Cubic zirconia holds neither a comparable individuality, nor complex history. It is a substance that serves a purpose in the creation of affordable jewelry produced on a mass scale, rather than in true and unique craftsmanship.

In short, cubic zirconium holds value inasmuch as any other widely produced substance that boasts no worthwhile resale value on the market today. It is not valuable in the same way diamond is.

Can You Wear Cubic Zirconia Every Day?

Unlike diamond, cubic zirconia cannot be worn daily without quickly exhibiting signs of wear and tear. It is prone to turning cloudy, and showing scratches and ‘worn’ edges that do not capture the clean precision of a well-cut diamond.

Can the Average Person Tell the Difference Between Cubic Zirconia and Diamond?

This really depends on the size, cut and style of the cubic zirconia, and the perceptiveness of the average person – and, of course, how closely they are looking.

There are, however, plenty of visual cues that do not require specialised knowledge – or even a microscope, loupe, or magnifying glass – to decode, particularly if the cubic zirconia is on the larger side.
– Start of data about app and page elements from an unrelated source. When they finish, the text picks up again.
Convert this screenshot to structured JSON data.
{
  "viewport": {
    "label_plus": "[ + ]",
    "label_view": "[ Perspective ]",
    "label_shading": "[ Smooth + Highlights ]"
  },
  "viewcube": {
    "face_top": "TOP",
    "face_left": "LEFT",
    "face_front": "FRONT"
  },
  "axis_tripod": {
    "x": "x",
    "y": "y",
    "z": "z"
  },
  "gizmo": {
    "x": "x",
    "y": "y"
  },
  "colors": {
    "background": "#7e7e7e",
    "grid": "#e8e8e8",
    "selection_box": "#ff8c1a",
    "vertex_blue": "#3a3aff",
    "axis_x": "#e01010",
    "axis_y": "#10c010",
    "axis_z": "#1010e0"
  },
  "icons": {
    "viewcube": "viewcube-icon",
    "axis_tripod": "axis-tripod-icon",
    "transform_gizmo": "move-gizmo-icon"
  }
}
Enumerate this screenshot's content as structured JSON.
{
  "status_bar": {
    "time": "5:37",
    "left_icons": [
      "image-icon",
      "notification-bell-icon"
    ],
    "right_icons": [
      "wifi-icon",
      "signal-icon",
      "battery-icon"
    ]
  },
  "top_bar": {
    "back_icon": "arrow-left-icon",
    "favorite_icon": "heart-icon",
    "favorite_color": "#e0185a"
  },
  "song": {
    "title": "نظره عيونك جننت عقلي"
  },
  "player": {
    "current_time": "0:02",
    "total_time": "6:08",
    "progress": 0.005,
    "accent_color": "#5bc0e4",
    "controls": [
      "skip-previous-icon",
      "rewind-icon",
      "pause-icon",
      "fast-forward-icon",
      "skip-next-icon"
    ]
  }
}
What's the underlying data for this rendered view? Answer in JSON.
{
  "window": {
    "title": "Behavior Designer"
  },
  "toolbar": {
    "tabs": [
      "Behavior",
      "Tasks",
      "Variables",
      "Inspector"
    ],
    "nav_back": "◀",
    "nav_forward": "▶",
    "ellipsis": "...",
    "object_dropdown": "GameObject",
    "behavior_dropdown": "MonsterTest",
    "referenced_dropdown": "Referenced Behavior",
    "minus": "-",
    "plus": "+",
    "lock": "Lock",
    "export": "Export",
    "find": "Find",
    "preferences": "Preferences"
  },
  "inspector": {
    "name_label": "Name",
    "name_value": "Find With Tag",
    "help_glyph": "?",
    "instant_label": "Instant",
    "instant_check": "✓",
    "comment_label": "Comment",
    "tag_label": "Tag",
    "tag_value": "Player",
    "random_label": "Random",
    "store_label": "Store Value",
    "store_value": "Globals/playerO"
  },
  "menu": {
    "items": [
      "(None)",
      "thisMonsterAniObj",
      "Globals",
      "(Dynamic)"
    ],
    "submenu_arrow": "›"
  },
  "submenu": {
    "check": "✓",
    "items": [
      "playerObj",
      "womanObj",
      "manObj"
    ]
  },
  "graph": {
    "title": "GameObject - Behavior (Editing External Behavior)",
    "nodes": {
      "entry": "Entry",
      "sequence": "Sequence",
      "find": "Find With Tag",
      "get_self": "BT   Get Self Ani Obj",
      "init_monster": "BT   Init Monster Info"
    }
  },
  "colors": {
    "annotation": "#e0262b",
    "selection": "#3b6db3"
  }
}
Their flawlessness often belies them, and gives off an artificial look that even the average layperson can pick up on.

What’s more, the cubic zirconia’s vulnerability to damage, wear and tear, and frequent use means that, after just a relatively short time, its inferiority to diamond will be glaringly apparent. The strength of diamond is well known the world over, which means that, with age, even the most convincing cubic zirconia will reveal itself to onlookers, for whom even the smallest scratch will be seen as a tell-tale sign.

Cubic Zirconia Vs Diamond

There are many factors at play that prevent cubic zirconia from achieving the same sentimental or monetary significance that diamond has long since held around the world. From the facts of its creation to its ability to last beyond a few years’ wear, cubic zirconia has found its place within the jewelry market – and it is far removed from that of diamond.

For anyone looking to make an investment, diamond is a clear winner. Whether you are looking for a stone that will remain within the family for generations, and serve a long line of wearers, or for a stone that is likely to find a good price on the resale market in a few years’ time, diamond represents your only reliable option.

For that reason, you should not only avoid those who attempt to sell cubic zirconia as viable simulants for diamond, but also understand how to spot the telltale signs of a forgery in order to avoid falling afoul of fraudsters. It is easy to be drawn in by a high price point and to take that as a sign of authenticity, but the only way to feel sure that your investment is going into the right place is to purchase your diamonds from a reputable seller, whose diamonds have been GIA certified.

Diamond has maintained such an irreplaceable significance in our lives, and for so many decades, due to the myriad factors that make it unique among other, visually comparable minerals and substances. We cannot hope to replace the exceptional story behind its journey to earth, just as we cannot ever imitate the unique ways in which it catches the light, or the attention of onlookers, or the heart of its wearer.